Here's the ending of "The Devil Inside," explained. 

What happens to Isabella and the others?

When everything starts going horribly wrong for Isabella and the group, "The Devil Inside" has a sudden twist ending that left viewers underwhelmed and frustrated. First, Father Rawlings goes to Father Keane's house to find Keane exhibiting all the signs of possession, mumbling with blood and scratches all over him. The police arrive, and Keane manages to get hold of one of the officer's guns, putting it in his mouth. Although Rawlings instructs Keane to fight off the possession, Keane can't hold on and he shoots himself. 

Next, Isabella starts having a seizure, leading Rawlings and Michael to take her to the hospital. A nurse says she's fine, but then Isabella snaps and kills the nurse. Rawlings and Michael then scramble to get her to a place where she can be exorcised, driving away from the hospital, and in the car Isabella starts taunting Rawlings, saying that she knows about the bad things he's done. She then suddenly attacks Michael, leading him to be possessed as well, and he swerves the car into traffic, leading to both his and Rawlings's death, with Isabella's final whereabouts unknown. That's where the story ends — sort of. 

The film ends with a title card listing a website URL

While the car crash is where the story of Isabella, Michael, and the priests seems to end, the film then shows a title card that reads "The facts surrounding the Rossi case remain unresolved. For more information about the ongoing investigation visit www.TheRossiFiles.com." The link, which is now only available through the Wayback Machine, leads to a page with a fake newspaper article about Maria's case, along with a few videos of the possessed woman in her room at the psychiatric hospital. 

Director William Brent Bell revealed how this ending came about on the podcast "The Movie Crypt," sharing that a financer suggested the abrupt ending, to which Bell thought "We're doing a tiny, independent film, who gives a f-k? We can stop it. Why does it have to follow a perfect three-act structure?" (via Comic Book). According to the interview, test audiences really liked the surprise ending, but Paramount took it a step further with the link to the website. Bell said, "I remember another one of the execs there was like, 'We're going to break the internet with this.' None of us looked at it as if the movie's not over and you have to go watch this to understand the rest. This was just DVD extras, cut scenes, it was just in addition."

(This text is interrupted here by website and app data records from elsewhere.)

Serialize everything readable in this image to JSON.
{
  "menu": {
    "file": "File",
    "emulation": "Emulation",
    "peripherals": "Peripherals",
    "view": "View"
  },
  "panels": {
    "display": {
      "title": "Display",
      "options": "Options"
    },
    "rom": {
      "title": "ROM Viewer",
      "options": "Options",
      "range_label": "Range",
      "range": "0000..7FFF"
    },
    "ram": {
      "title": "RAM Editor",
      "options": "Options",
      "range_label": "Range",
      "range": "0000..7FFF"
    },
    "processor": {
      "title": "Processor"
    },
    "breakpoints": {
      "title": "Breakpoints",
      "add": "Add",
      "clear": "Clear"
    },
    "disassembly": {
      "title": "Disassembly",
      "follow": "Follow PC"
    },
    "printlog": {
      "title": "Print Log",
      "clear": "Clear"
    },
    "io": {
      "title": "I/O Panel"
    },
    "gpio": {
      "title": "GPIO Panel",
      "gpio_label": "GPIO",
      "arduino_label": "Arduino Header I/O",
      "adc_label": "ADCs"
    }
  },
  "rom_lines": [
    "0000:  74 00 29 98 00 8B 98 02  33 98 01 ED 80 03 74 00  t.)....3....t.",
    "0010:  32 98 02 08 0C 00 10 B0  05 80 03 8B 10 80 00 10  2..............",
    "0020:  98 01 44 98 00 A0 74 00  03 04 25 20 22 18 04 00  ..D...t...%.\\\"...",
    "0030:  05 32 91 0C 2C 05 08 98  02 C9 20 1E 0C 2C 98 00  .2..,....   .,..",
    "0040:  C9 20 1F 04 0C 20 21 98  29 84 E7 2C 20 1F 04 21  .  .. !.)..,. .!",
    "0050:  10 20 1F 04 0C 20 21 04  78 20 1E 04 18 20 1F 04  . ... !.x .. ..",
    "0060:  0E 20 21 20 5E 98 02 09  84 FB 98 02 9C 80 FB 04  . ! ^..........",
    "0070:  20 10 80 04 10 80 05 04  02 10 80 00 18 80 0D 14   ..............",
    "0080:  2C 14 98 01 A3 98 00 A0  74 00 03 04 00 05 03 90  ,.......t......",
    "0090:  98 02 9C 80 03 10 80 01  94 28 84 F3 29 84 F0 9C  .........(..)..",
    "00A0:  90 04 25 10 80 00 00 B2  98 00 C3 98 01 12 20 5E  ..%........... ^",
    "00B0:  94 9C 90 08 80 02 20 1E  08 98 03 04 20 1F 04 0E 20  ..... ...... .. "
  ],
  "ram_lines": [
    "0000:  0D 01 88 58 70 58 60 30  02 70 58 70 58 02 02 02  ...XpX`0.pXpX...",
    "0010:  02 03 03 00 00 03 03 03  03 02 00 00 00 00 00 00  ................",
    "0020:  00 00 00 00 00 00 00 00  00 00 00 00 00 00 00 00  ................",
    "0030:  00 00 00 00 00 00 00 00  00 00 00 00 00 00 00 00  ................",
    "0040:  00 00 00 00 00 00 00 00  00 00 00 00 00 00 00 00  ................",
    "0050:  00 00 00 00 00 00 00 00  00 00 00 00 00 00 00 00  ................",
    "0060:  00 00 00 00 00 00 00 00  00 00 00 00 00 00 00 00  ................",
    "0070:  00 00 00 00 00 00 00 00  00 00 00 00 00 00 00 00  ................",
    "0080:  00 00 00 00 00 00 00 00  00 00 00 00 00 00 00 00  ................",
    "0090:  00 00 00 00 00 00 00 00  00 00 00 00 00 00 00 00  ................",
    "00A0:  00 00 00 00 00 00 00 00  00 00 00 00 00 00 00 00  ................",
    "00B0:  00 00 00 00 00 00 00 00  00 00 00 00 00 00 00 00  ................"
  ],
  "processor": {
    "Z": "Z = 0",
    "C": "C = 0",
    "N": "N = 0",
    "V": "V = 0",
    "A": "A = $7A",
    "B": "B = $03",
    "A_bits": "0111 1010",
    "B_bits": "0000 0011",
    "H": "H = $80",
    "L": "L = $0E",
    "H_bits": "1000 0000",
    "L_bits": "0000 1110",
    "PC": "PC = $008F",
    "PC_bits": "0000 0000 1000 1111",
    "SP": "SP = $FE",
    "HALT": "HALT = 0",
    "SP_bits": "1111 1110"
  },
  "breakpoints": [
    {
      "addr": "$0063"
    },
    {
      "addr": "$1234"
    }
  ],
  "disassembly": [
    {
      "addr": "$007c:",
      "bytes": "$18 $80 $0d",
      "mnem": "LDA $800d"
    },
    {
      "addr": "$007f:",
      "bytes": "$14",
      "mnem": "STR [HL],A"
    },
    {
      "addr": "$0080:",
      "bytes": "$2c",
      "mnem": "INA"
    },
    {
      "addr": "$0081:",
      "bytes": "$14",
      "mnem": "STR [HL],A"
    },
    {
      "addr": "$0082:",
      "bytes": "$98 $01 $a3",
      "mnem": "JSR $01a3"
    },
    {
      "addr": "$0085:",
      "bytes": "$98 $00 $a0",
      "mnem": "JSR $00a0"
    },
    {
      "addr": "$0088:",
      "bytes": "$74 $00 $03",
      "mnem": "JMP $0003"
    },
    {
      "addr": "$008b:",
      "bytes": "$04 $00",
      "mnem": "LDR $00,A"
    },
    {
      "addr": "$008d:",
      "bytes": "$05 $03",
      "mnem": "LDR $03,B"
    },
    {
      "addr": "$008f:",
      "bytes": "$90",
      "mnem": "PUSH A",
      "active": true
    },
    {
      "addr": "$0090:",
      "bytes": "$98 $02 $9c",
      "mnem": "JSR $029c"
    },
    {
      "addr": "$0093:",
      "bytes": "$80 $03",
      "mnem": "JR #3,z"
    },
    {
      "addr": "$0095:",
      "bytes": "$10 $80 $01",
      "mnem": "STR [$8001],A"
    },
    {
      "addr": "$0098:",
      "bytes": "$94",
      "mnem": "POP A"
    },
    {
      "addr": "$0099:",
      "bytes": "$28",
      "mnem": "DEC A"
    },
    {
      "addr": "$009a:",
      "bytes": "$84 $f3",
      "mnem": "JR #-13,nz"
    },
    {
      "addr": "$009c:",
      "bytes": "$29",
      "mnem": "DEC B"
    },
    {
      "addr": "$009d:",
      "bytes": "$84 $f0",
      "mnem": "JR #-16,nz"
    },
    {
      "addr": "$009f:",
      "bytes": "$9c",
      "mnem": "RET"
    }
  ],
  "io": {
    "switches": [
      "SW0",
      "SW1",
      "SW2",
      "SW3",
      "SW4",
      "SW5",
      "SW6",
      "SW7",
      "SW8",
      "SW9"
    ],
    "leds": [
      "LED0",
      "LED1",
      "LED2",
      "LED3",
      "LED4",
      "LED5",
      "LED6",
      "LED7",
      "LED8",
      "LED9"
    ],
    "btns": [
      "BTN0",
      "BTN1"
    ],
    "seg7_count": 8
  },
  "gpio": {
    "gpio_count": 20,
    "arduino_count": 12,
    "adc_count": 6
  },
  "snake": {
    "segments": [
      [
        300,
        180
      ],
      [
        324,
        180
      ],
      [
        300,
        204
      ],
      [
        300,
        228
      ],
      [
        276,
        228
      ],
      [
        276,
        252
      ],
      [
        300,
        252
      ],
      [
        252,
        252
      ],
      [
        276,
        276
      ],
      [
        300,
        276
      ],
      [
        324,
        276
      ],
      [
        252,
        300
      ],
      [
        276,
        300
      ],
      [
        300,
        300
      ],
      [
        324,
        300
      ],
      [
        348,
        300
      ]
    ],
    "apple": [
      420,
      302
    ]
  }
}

Why did the film receive such hate?

While the abrupt ending might've been accepted by audiences watching "The Devil Inside," the title card seemed to go too far and many felt short-changed, like they were given an unfinished film and had to go to this site to see the rest. The film got overwhelmingly negative reviews, receiving a 5% on Rotten Tomatoes with 91 critics responding. Summing up the huge backlash, Devin Faraci wrote for Birth.Movies.Death. that "what Paramount and the filmmakers failed to understand was that the title card feels like a cheat ... The movie's ending is the ending, and there isn't some secret reel of footage to be discovered. But by the time anyone discovers that it's far too late – they already hate the film." 

It's the idea of having to go to a website in order to find out what happens next that drove the viewers of "The Devil Inside" to hate the movie so strongly. If Paramount hadn't included the website, audiences would've accepted the movie's ending as it is, with some enjoying the sudden twist and others not, like with any found footage horror film. But because the studio was telling audiences that they had to do something more to get the full experience, with the website then failing to deliver anything substantial, well, it's safe to say that a sequel film isn't coming anytime soon.